Thanks again for your interest. I'll try to answer briefly:
Spain is a bad thing for us as long as the government takes lots and lots of our money to invest a very important part of it in Madrid. Spanish is bad for us as long as they are languages in contact, Catalan being in the worst position.
There is a very important difference between dialects and languages. You KNOW Italian is not any Spanish dialect. Catalan is not either. They are all romanic languages. I'm sure you agree, but in any case this is an incontrovertible scientific true. That is why we cannot compare the use of Catalan, Galician or Basque in the Spanish parliament on the one side and italian dialects on the other. The linguistic reality in Spain is much more like Belgium than like Italy.
Tourists visiting Catalonia will be able to communicate in several languages, including English, Spanish and obviously Catalan. Some Catalans have Spanish as a mother tongue, but most of them don't, so there is no empathy when using Spanish. When I go abroad, I consider Spanish an international language, not MY language. I do not feel anything special when Spain's football team celebrates a victory, and I do not feel anything special when someone talks to me is Spanish. Actually, it makes no sense to me if a German, a French or an Italian speaker talks to me in Spanish, because this is not my language. So, we don't want to be unpolite with tourists. We simply want to be natural. Spanish laws might say Spanish is official everywhere in Spain, but this does not mean we all have to speak Spanish all the time.
If people from all around the world expect to be in Spain, as you say, to hear people speaking Spanish, then maybe there is a mistake in expectation. You see, it's not our fault. People who travel to Italy do not expect to eat pizza all the time. You really eat other things, don't you? Spain is diverse too: it is formed by four nations, each of them having their own language and culture. If people do not know that, we'll try to explain.
You seem to ignore many aspects of Spanish history. You say: “I would easily understand your point if Catalunya was recently conquered by Spain and forced to be part of it... but Spain as we know it, it is this way since many years before our country was even formed!” Actually, the crucial date, the date of the loss of our souverainity, was 1714, but that was the culmination of many previous attempts. Besides, you should not forget Franco's dictatorship, which ended 1975. Not so far. And I know you will be surprised to hear about that, but right now the basis of the Spanish cultural empire is under suspicion. A Catalan investigator is showing a series of elements that lead to the need to reconsider how Spanish Kingdom could have used the Inquisition and its means to exterminate Catalan culture during the XVI century. Columbus might have been a Catalan, and America's discovery might have been a Catalan enterprise Castilia would have assumed as proper after changing things and deleting tracks. Some Siglo de Oro literary works are now under suspicion of cultural appropiation. El Lazarillo de Tormes could have been written in Catalan by a Valencian author, then translated to Spanish and finally all tracks destroyed. The same happens to La Celestina or Garcilaso de la Vega. If you read these works, Catalan tracks apear everywhere. And now the best: Don Quijote de la Mancha is under suspicion too for the same reason. Would you feel at ease in Italy if they had done so?

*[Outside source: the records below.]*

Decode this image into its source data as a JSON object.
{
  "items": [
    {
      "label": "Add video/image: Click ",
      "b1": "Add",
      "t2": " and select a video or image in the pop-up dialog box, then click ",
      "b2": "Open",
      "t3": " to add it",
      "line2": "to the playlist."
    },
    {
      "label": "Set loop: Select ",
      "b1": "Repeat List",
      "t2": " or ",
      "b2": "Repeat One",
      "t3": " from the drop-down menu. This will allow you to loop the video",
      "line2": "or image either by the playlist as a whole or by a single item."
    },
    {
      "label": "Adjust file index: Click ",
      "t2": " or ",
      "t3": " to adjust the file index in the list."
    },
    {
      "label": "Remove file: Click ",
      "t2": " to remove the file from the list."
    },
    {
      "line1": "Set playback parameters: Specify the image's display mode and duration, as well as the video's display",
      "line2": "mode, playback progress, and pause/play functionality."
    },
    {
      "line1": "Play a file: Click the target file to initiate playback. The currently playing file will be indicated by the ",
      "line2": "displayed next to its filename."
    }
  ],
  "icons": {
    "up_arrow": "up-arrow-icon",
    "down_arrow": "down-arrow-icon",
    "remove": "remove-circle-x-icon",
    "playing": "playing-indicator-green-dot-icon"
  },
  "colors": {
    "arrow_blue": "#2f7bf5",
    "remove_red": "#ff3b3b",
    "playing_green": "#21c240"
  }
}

I hope this post has been useful to you and to anyone interested in the Catalan Countries and their way to independence. Do not hesitate asking for more explanations if you need them. Now you know a little more about us, and that will be good if you finally visit Barcelona. If you do, I'll be pleased to meet you.